If you reduce the number of patient care days, I believe you should still keep the office open on the other weekdays during normal business hours. It’s best if you still come into the office for administrative work, but your staff should keep it open even if you’re not present.
This could leave you with valuable free time to work on building your practice and management and marketing projects.
Use multiple exam rooms per working doctor.
Given that you can buy a nice chair, stand, phoropter, slit lamp and digital acuity chart for less than $15,000, consider adding an additional room now. Unless you are a new start-up practice or otherwise have severe cash flow problems, you should be able to lease, finance or buy the equipment.
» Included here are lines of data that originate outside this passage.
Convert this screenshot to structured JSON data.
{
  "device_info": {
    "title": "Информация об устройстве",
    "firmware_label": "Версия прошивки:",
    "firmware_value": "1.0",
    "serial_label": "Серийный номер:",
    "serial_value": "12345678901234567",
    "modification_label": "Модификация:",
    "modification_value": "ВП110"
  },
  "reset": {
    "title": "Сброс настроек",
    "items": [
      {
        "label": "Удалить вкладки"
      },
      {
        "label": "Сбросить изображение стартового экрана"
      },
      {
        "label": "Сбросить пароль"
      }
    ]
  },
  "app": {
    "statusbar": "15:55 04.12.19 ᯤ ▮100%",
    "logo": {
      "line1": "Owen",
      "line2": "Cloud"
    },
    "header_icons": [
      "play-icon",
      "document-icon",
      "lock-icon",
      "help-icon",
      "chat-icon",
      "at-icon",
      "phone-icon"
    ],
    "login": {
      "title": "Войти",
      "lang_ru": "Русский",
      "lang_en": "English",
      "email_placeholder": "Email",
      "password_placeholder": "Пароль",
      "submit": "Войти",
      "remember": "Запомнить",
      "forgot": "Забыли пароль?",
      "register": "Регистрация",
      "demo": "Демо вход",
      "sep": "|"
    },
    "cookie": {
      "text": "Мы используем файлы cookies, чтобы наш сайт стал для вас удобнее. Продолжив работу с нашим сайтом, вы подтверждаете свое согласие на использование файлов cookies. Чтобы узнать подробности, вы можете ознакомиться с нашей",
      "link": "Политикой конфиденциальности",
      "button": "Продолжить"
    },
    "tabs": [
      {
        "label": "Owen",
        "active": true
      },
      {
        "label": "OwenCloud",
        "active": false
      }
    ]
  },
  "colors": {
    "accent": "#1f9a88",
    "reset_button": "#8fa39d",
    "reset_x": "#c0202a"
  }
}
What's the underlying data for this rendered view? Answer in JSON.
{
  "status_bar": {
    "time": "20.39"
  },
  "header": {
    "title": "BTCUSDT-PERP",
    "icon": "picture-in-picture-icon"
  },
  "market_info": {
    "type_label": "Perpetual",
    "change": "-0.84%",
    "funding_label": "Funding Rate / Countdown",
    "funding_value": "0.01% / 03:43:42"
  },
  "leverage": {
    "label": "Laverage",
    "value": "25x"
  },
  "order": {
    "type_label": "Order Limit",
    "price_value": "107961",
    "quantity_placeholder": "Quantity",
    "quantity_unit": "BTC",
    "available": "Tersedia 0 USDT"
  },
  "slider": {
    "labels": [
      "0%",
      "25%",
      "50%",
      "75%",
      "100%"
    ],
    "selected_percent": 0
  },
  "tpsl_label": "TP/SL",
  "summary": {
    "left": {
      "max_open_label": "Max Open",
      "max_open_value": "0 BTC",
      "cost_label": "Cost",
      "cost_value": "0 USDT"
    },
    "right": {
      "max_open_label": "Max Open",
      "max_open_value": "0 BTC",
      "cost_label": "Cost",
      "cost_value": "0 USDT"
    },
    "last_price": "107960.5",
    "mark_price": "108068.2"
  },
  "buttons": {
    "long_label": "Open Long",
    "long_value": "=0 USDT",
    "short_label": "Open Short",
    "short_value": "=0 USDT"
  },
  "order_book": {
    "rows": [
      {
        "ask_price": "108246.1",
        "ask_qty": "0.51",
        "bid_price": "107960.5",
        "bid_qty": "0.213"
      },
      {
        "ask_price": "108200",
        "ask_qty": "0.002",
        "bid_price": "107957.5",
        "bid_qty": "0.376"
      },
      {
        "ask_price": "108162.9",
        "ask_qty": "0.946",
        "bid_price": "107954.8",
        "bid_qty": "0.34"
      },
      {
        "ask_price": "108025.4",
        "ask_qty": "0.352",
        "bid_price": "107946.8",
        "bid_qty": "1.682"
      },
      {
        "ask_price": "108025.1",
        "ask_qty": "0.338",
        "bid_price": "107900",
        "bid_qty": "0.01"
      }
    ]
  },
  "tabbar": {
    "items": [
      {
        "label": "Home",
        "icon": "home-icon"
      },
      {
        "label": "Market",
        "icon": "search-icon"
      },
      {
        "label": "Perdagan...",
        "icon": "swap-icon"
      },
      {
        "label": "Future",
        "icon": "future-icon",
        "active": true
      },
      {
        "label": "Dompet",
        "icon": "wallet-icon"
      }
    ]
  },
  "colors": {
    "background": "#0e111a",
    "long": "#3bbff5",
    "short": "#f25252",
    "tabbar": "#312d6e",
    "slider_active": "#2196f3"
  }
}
Consider these factors to use the room to the fullest:
▸ The extra exam room can increase patient flow in pre-testing if you train your pre-tester to only perform the tests on the major automated instruments and no more.
▸ Some additional less expensive tests can be duplicated and performed in any exam room, which allows the pretest room to open up sooner for the next patient. Train staff to get in and out.
Our pre-test room tests include auto-refraction and keratometry, non-contact to-nometry, visual field screening and lensometry (if we did not make the habitual glasses). Also, acquire screening retinal photos, corneal topography and macular pigment density tests in pre-test areas.
The technician continues with these tests in one of the exam rooms: case history, visual acuity, stereopsis and color vision.
Then, she dials in the starting point for the refraction and uses an alcohol swab on the phoropter and slit lamp. The retinal and corneal images are displayed on the desktop computer. Staff offers to play a 3D digital video clip about the patient’s eyecare needs until the doctor arrives.
The doctor should be aware when the next patient is ready. This can be accomplished by using a simple silent pager device, an office light system, a message on the computer system or any other method. I like the doctor to be flexible with the exam routine and make an effort to stay on schedule.
As for the needed space, I’ll bet you have an 8’ by 12’ space, such as:
▸ A storage room. Move the junk to the trash, or rent an off-site storage unit.
▸ A file room. You can free up space with e-records.
▸ A contact lens dispensing room. You don’t need a dedicated room for this simple task. Move the trial lenses to a shelf, possibly in a wide hallway.
▸ Unfinished adjacent space. 20’-long exam rooms can be reduced to 12 feet.
Increased practice profit
Follow these tips to improve your efficiency, allowing you to boost revenue by seeing more patients. OM
Dr. Gailmard offers consulting services to eyecare professionals through Prima Eye Group; information is available at www.primaeyegroup.com. Send questions and comments to firstname.lastname@example.org, or e-mail email@example.com.
Optometric Management, Volume: 48 , Issue: November 2013, page(s): 22 24